State Budget Finale: Tax Breaks for the Rich, Potholes for our Roads and Secrecy for Politicians
Despite a media backlash when Republicans previously announced more tax breaks for the wealthy, the GOP proceeded ahead and cut taxes for individuals who make more than $200,000 a year.
MADISON – The Joint Finance Committee (JFC) was back in action today on Governor Walker’s 2015-17 state budget, after over a one month hiatus. For almost five weeks, legislative Republicans bickered behind closed doors about how many transportation jobs to cut and wages to slash in their attempt to find enough votes to pass the budget.
Despite a media backlash when Republicans previously announced more tax breaks for the wealthy, the GOP proceeded ahead and cut taxes for individuals who make more than $200,000 a year, resulting in a total loss of roughly $60 million over the next four years.
“While they slash and burn our public education and higher education system, they just can’t resist giving more tax giveaways to fortunate people who don’t need them, rather than fund our public schools. No doubt about it, that is their priority,” said Rep. Chris Taylor (D-Madison).
On transportation, Republicans made $450 million in cuts to Wisconsin’s infrastructure, resulting in the loss of 5,850 Wisconsin jobs, according to the non-partisan Legislative Fiscal Bureau. This comes on the heels of another bad month of job news, with Wisconsin once again at the bottom of the barrel in Midwest job creation losing 6,100 jobs in May.
“For months we’ve listened to the GOP talk about ‘making the tough decisions’, yet today they refused to propose a sustainable way to fund our transportation system,” Rep. Taylor said. “Towns are going back to gravel. Our roads were recently ranked 3rd worst in the country.

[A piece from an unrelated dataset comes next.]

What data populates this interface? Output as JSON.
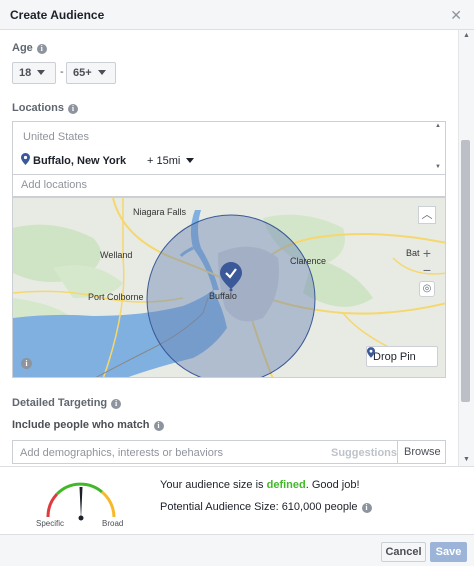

As we’ve seen all along, just like Governor Walker, JFC Republicans only care about one place and it starts with the letter ‘W’. It’s not the State of Wisconsin as it should be, but it’s the White House.”
To finish off the day, Republicans rolled out a truck load of harmful policies including broad legal protections for themselves against having to publicly disclose most communications and a wide array of most documents. This type of broad disclosure protection was previously reserved for the most private communications between spouses, medical providers and their patients, and between attorneys and their clients. They also broadly exempted themselves and the Governor from complying with state open record laws.

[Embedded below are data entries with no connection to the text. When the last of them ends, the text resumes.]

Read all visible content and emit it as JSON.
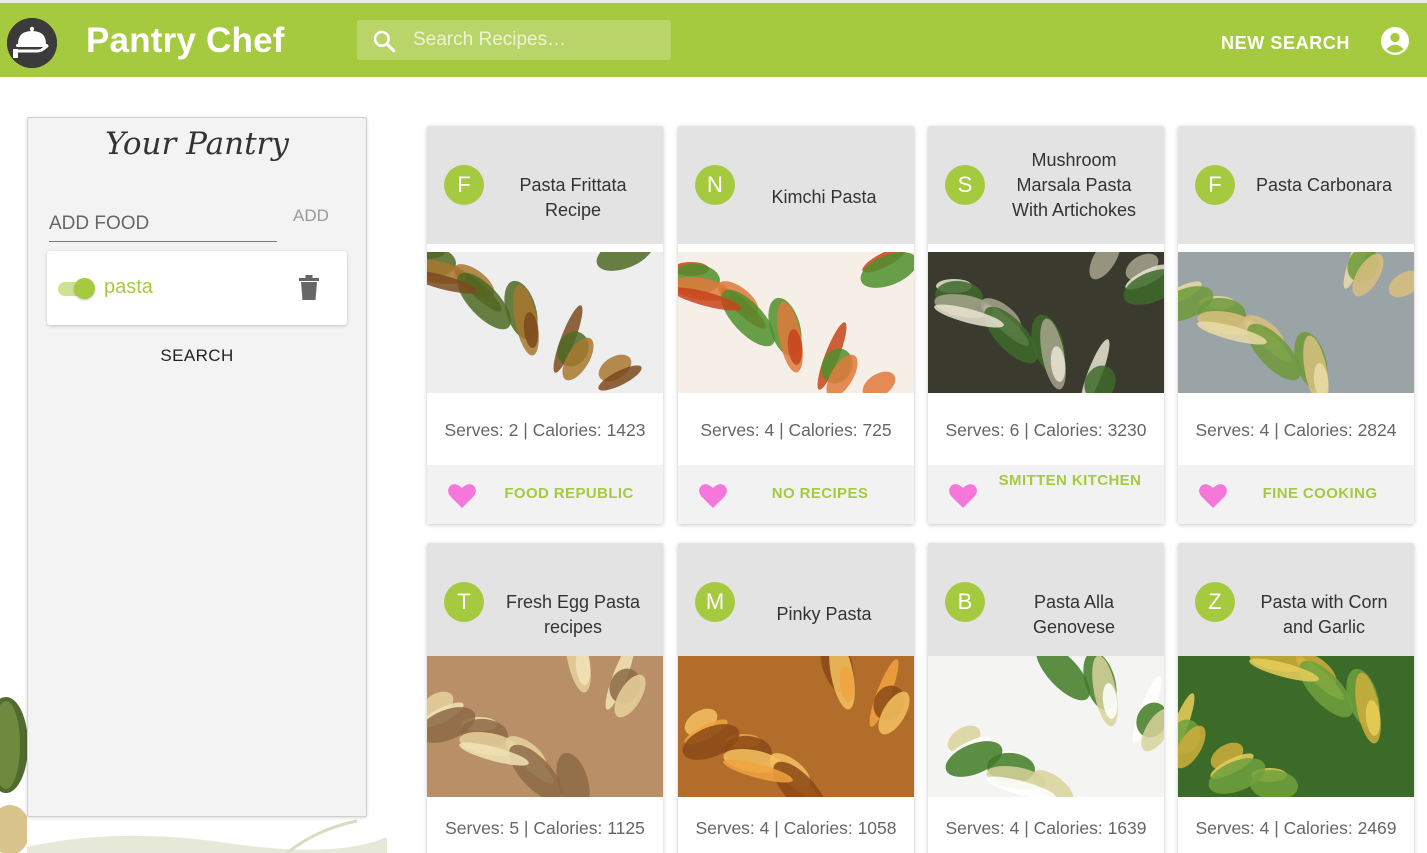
{
  "app": {
    "title": "Pantry Chef",
    "search_placeholder": "Search Recipes…",
    "new_search_label": "NEW SEARCH",
    "accent_color": "#a6ca3f",
    "icons": {
      "logo": "serving-cloche-icon",
      "search": "search-icon",
      "account": "account-circle-icon",
      "trash": "trash-icon",
      "favorite": "heart-icon"
    }
  },
  "pantry": {
    "title": "Your Pantry",
    "food_placeholder": "ADD FOOD",
    "add_label": "ADD",
    "items": [
      {
        "name": "pasta",
        "enabled": true
      }
    ],
    "search_label": "SEARCH"
  },
  "recipes": [
    {
      "initial": "F",
      "title": "Pasta Frittata Recipe",
      "serves_text": "Serves: 2 | Calories: 1423",
      "source": "FOOD REPUBLIC"
    },
    {
      "initial": "N",
      "title": "Kimchi Pasta",
      "serves_text": "Serves: 4 | Calories: 725",
      "source": "NO RECIPES"
    },
    {
      "initial": "S",
      "title": "Mushroom Marsala Pasta With Artichokes",
      "serves_text": "Serves: 6 | Calories: 3230",
      "source": "SMITTEN KITCHEN"
    },
    {
      "initial": "F",
      "title": "Pasta Carbonara",
      "serves_text": "Serves: 4 | Calories: 2824",
      "source": "FINE COOKING"
    },
    {
      "initial": "T",
      "title": "Fresh Egg Pasta recipes",
      "serves_text": "Serves: 5 | Calories: 1125",
      "source": ""
    },
    {
      "initial": "M",
      "title": "Pinky Pasta",
      "serves_text": "Serves: 4 | Calories: 1058",
      "source": ""
    },
    {
      "initial": "B",
      "title": "Pasta Alla Genovese",
      "serves_text": "Serves: 4 | Calories: 1639",
      "source": ""
    },
    {
      "initial": "Z",
      "title": "Pasta with Corn and Garlic",
      "serves_text": "Serves: 4 | Calories: 2469",
      "source": ""
    }
  ]
}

“You can tell a lot about people by what they do when no one is looking. On a holiday week at 9:00 p.m., Republicans showed that when no one was paying attention, the only backs they protected were their own.”